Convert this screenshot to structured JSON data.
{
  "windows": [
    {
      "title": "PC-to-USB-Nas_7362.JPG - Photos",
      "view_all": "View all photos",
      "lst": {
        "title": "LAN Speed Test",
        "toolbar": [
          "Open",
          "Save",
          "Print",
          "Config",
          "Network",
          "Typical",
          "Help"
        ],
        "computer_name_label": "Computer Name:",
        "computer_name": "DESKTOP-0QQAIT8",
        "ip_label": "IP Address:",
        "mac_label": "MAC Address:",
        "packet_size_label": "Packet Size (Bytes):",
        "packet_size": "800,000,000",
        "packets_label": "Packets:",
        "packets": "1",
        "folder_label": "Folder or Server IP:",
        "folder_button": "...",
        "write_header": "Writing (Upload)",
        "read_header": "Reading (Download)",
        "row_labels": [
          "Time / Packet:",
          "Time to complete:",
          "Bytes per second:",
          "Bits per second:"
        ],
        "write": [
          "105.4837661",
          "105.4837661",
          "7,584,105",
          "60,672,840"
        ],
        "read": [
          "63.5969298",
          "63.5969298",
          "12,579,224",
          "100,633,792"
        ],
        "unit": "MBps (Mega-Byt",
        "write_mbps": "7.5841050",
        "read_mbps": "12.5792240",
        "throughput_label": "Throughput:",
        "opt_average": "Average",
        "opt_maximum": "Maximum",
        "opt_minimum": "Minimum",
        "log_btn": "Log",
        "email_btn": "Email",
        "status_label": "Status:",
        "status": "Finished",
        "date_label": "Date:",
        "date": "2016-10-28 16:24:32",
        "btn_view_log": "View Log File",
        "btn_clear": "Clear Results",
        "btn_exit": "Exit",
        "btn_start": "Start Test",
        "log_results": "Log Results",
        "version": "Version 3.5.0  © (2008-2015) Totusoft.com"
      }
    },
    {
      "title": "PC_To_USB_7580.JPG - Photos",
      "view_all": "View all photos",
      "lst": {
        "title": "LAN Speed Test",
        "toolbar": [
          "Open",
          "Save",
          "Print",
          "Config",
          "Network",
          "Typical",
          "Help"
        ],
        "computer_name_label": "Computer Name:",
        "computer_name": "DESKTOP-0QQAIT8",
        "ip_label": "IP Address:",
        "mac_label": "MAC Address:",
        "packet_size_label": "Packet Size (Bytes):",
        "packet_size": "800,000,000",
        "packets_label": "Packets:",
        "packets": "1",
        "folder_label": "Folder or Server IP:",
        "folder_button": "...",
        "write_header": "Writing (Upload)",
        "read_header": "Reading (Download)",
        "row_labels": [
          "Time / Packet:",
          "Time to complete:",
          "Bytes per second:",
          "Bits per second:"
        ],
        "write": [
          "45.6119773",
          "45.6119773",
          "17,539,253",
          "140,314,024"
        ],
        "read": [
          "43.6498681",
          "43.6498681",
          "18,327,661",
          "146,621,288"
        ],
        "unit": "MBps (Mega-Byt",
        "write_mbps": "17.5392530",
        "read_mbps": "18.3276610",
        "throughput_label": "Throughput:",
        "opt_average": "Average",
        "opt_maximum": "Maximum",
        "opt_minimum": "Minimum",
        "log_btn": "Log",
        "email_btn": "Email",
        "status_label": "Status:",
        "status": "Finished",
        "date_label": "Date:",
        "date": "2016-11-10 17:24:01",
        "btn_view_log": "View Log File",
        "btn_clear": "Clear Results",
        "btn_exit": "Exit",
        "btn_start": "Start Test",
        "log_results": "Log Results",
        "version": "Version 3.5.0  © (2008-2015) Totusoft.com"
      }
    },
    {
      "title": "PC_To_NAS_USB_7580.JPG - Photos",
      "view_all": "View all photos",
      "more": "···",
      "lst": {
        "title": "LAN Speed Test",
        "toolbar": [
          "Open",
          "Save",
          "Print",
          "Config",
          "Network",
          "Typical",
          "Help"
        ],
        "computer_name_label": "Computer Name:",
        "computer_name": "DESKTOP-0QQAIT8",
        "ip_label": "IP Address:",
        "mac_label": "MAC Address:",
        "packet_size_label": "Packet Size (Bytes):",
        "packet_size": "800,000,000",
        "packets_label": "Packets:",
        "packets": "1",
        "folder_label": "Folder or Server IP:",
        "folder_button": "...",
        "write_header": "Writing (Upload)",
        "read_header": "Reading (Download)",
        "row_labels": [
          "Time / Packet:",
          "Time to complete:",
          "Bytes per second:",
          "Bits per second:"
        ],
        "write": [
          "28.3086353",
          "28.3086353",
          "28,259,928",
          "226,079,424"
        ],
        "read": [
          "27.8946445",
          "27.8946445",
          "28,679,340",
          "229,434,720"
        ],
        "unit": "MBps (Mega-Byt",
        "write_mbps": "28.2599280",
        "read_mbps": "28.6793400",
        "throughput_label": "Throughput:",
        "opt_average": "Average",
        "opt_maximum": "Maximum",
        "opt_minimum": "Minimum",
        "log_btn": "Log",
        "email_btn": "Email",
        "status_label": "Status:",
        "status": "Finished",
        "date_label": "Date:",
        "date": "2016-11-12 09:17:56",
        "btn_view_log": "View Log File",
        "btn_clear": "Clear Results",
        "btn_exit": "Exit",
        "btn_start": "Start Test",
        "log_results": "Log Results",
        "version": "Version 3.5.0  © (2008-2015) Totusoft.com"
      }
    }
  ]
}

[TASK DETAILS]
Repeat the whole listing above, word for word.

[COMPLETED TASK]
Convert this screenshot to structured JSON data.
{
  "windows": [
    {
      "title": "PC-to-USB-Nas_7362.JPG - Photos",
      "view_all": "View all photos",
      "lst": {
        "title": "LAN Speed Test",
        "toolbar": [
          "Open",
          "Save",
          "Print",
          "Config",
          "Network",
          "Typical",
          "Help"
        ],
        "computer_name_label": "Computer Name:",
        "computer_name": "DESKTOP-0QQAIT8",
        "ip_label": "IP Address:",
        "mac_label": "MAC Address:",
        "packet_size_label": "Packet Size (Bytes):",
        "packet_size": "800,000,000",
        "packets_label": "Packets:",
        "packets": "1",
        "folder_label": "Folder or Server IP:",
        "folder_button": "...",
        "write_header": "Writing (Upload)",
        "read_header": "Reading (Download)",
        "row_labels": [
          "Time / Packet:",
          "Time to complete:",
          "Bytes per second:",
          "Bits per second:"
        ],
        "write": [
          "105.4837661",
          "105.4837661",
          "7,584,105",
          "60,672,840"
        ],
        "read": [
          "63.5969298",
          "63.5969298",
          "12,579,224",
          "100,633,792"
        ],
        "unit": "MBps (Mega-Byt",
        "write_mbps": "7.5841050",
        "read_mbps": "12.5792240",
        "throughput_label": "Throughput:",
        "opt_average": "Average",
        "opt_maximum": "Maximum",
        "opt_minimum": "Minimum",
        "log_btn": "Log",
        "email_btn": "Email",
        "status_label": "Status:",
        "status": "Finished",
        "date_label": "Date:",
        "date": "2016-10-28 16:24:32",
        "btn_view_log": "View Log File",
        "btn_clear": "Clear Results",
        "btn_exit": "Exit",
        "btn_start": "Start Test",
        "log_results": "Log Results",
        "version": "Version 3.5.0  © (2008-2015) Totusoft.com"
      }
    },
    {
      "title": "PC_To_USB_7580.JPG - Photos",
      "view_all": "View all photos",
      "lst": {
        "title": "LAN Speed Test",
        "toolbar": [
          "Open",
          "Save",
          "Print",
          "Config",
          "Network",
          "Typical",
          "Help"
        ],
        "computer_name_label": "Computer Name:",
        "computer_name": "DESKTOP-0QQAIT8",
        "ip_label": "IP Address:",
        "mac_label": "MAC Address:",
        "packet_size_label": "Packet Size (Bytes):",
        "packet_size": "800,000,000",
        "packets_label": "Packets:",
        "packets": "1",
        "folder_label": "Folder or Server IP:",
        "folder_button": "...",
        "write_header": "Writing (Upload)",
        "read_header": "Reading (Download)",
        "row_labels": [
          "Time / Packet:",
          "Time to complete:",
          "Bytes per second:",
          "Bits per second:"
        ],
        "write": [
          "45.6119773",
          "45.6119773",
          "17,539,253",
          "140,314,024"
        ],
        "read": [
          "43.6498681",
          "43.6498681",
          "18,327,661",
          "146,621,288"
        ],
        "unit": "MBps (Mega-Byt",
        "write_mbps": "17.5392530",
        "read_mbps": "18.3276610",
        "throughput_label": "Throughput:",
        "opt_average": "Average",
        "opt_maximum": "Maximum",
        "opt_minimum": "Minimum",
        "log_btn": "Log",
        "email_btn": "Email",
        "status_label": "Status:",
        "status": "Finished",
        "date_label": "Date:",
        "date": "2016-11-10 17:24:01",
        "btn_view_log": "View Log File",
        "btn_clear": "Clear Results",
        "btn_exit": "Exit",
        "btn_start": "Start Test",
        "log_results": "Log Results",
        "version": "Version 3.5.0  © (2008-2015) Totusoft.com"
      }
    },
    {
      "title": "PC_To_NAS_USB_7580.JPG - Photos",
      "view_all": "View all photos",
      "more": "···",
      "lst": {
        "title": "LAN Speed Test",
        "toolbar": [
          "Open",
          "Save",
          "Print",
          "Config",
          "Network",
          "Typical",
          "Help"
        ],
        "computer_name_label": "Computer Name:",
        "computer_name": "DESKTOP-0QQAIT8",
        "ip_label": "IP Address:",
        "mac_label": "MAC Address:",
        "packet_size_label": "Packet Size (Bytes):",
        "packet_size": "800,000,000",
        "packets_label": "Packets:",
        "packets": "1",
        "folder_label": "Folder or Server IP:",
        "folder_button": "...",
        "write_header": "Writing (Upload)",
        "read_header": "Reading (Download)",
        "row_labels": [
          "Time / Packet:",
          "Time to complete:",
          "Bytes per second:",
          "Bits per second:"
        ],
        "write": [
          "28.3086353",
          "28.3086353",
          "28,259,928",
          "226,079,424"
        ],
        "read": [
          "27.8946445",
          "27.8946445",
          "28,679,340",
          "229,434,720"
        ],
        "unit": "MBps (Mega-Byt",
        "write_mbps": "28.2599280",
        "read_mbps": "28.6793400",
        "throughput_label": "Throughput:",
        "opt_average": "Average",
        "opt_maximum": "Maximum",
        "opt_minimum": "Minimum",
        "log_btn": "Log",
        "email_btn": "Email",
        "status_label": "Status:",
        "status": "Finished",
        "date_label": "Date:",
        "date": "2016-11-12 09:17:56",
        "btn_view_log": "View Log File",
        "btn_clear": "Clear Results",
        "btn_exit": "Exit",
        "btn_start": "Start Test",
        "log_results": "Log Results",
        "version": "Version 3.5.0  © (2008-2015) Totusoft.com"
      }
    }
  ]
}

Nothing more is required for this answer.